In turn, it perpetuates cognitive bias, encouraging people to take a view that’s either ‘for’ Russell or ‘against’ him and it is particularly irresponsible when such serious allegations have been made. 

What about the presumption of innocence? 

Let’s be clear: Russell Brand has not been charged with any criminal offence, and is entitled, along with anyone else who has been accused of a crime, to the presumption of innocence unless a court of law determines guilt beyond reasonable doubt. 

This is a fundamental principle of the common law and a basic human right. 

Just as importantly, the complainants too, deserve a clear pathway to justice not marred by media intervention. 

Australian media in particular should take heed. With the prosecution of Bruce Lehrmann over claims he sexually assaulted Brittany Higgins in Parliament House fresh in memory, we should remember that both the accused and the accusers suffer when the media spotlight becomes too intense. 

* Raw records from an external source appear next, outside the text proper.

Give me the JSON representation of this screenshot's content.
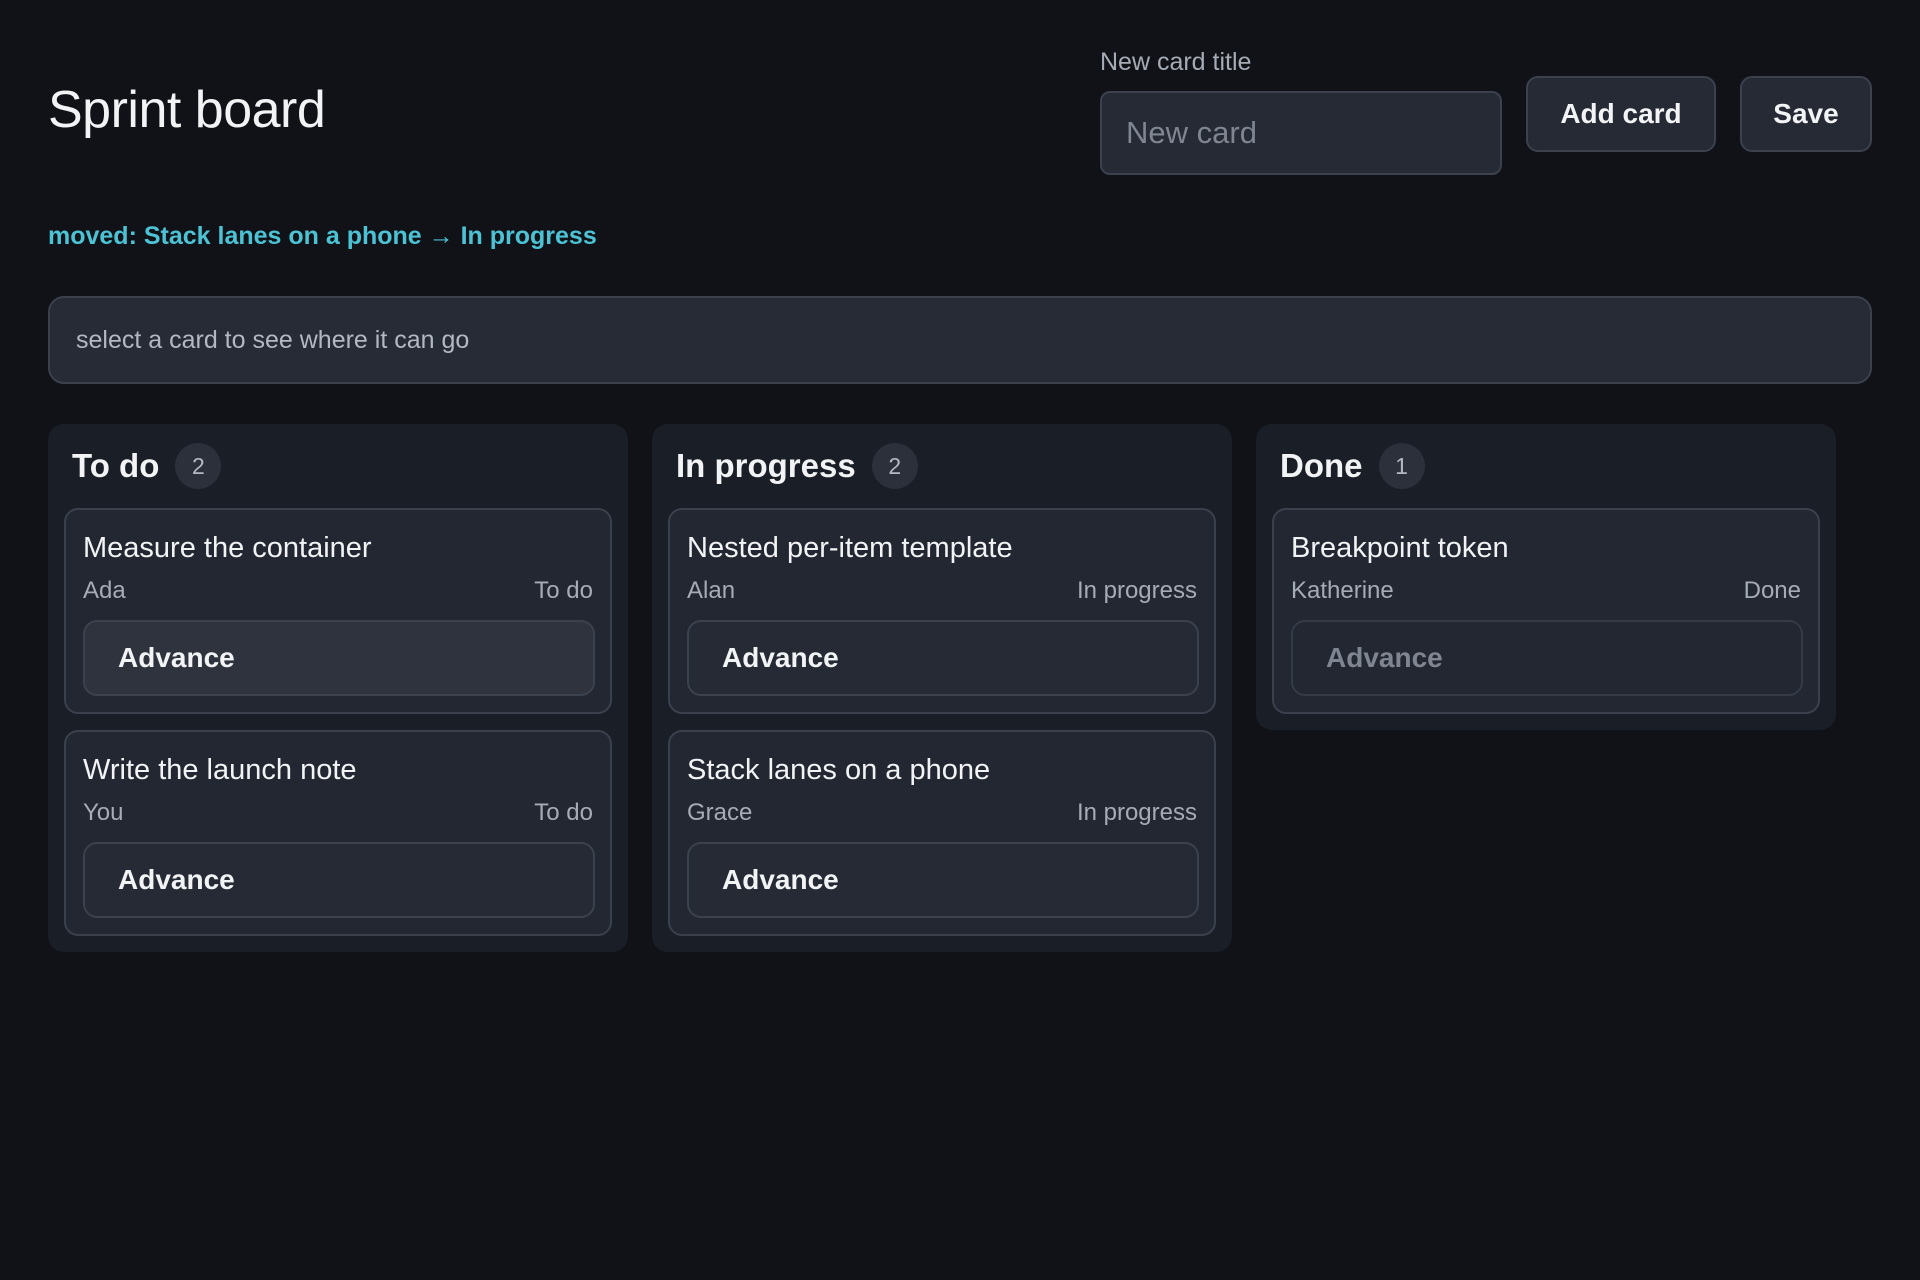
{
  "header": {
    "title": "Sprint board",
    "new_card_label": "New card title",
    "new_card_placeholder": "New card",
    "new_card_value": "",
    "add_card_label": "Add card",
    "save_label": "Save"
  },
  "status": "moved: Stack lanes on a phone → In progress",
  "hint": "select a card to see where it can go",
  "lanes": [
    {
      "title": "To do",
      "count": "2",
      "cards": [
        {
          "title": "Measure the container",
          "assignee": "Ada",
          "stage": "To do",
          "action": "Advance"
        },
        {
          "title": "Write the launch note",
          "assignee": "You",
          "stage": "To do",
          "action": "Advance"
        }
      ]
    },
    {
      "title": "In progress",
      "count": "2",
      "cards": [
        {
          "title": "Nested per-item template",
          "assignee": "Alan",
          "stage": "In progress",
          "action": "Advance"
        },
        {
          "title": "Stack lanes on a phone",
          "assignee": "Grace",
          "stage": "In progress",
          "action": "Advance"
        }
      ]
    },
    {
      "title": "Done",
      "count": "1",
      "cards": [
        {
          "title": "Breakpoint token",
          "assignee": "Katherine",
          "stage": "Done",
          "action": "Advance"
        }
      ]
    }
  ],
  "colors": {
    "background": "#101217",
    "accent": "#4cc3d5",
    "surface": "#252a34",
    "lane": "#1a1e26"
  }
}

Unbiased coverage that chooses a particular narrative from the outset can run the risk becoming prejudicial and then justice cannot possibly take its natural course. 

What did we learn from the prosecution of Bruce Lehrmann? 

In hindsight, with all we now know about the prosecution of Bruce Lehrmann, the case suffered undeniably from the start – from the initial police investigation, through to the decision to prosecute and the trial itself. There were no winners, lives have been irrevocably damaged.  

The mainstream media wields a great deal of power and while the justice system itself is working to find ways in which it can manage high profile cases that have been the subject of media and social media saturation coverage, the role of the media must be independent and impartial. 

Re-traumatising victims 

It should also be respected that cases of historical assault can be difficult for police to investigate, particularly if there have been significant lapses of time between the alleged assault and the reporting of it. Often the process can be highly traumatic for victims.

When cases are continually splashed across the headlines and debated on social media it can also serve as a very real deterrent for other victims to come forward. 

Prosecuting alleged historical sexual offences in New South Wales 

There are dozens of historical sexual assault and sexual abuse allegations currently before Australian courts – many of them triggered by the Royal Commission into Child Sexual Abuse. 

There is no statute of limitation on reporting historical sexual offences – a complainant can contact police no matter how far back the offence was allegedly committed. 

However, in New South Wales, there are rules that prevent many less-serious offences from being charged long after the incident. 

For example, police in NSW will not normally be allowed to press charges for less-serious offences, called ‘summary offences’, more than 6 months after the alleged incident occurred. 

Summary offences are generally those that carry maximum prison sentences of 2 years or less

However, Police will consider each report on merit and take serious offences very seriously. 

Because sexual offence legislation has changed and been updated over time, the alleged offence may now be called something entirely different. Police need to work carefully and accurately to determine what to charge an offender with. And, importantly, even if an alleged act was committed under a law which has since been repealed or amended, a person can still be prosecuted.  

Receive all of our articles weekly


Sonia Hickey

Sonia Hickey is a freelance writer, magazine journalist, and owner of 'Woman with Words'. She has a strong interest in social justice and is a member of the Sydney Criminal Lawyers® content team. Sonia is the winner of the Mondaq Thought Leadership Awards, Spring 2022.

Your Opinion Matters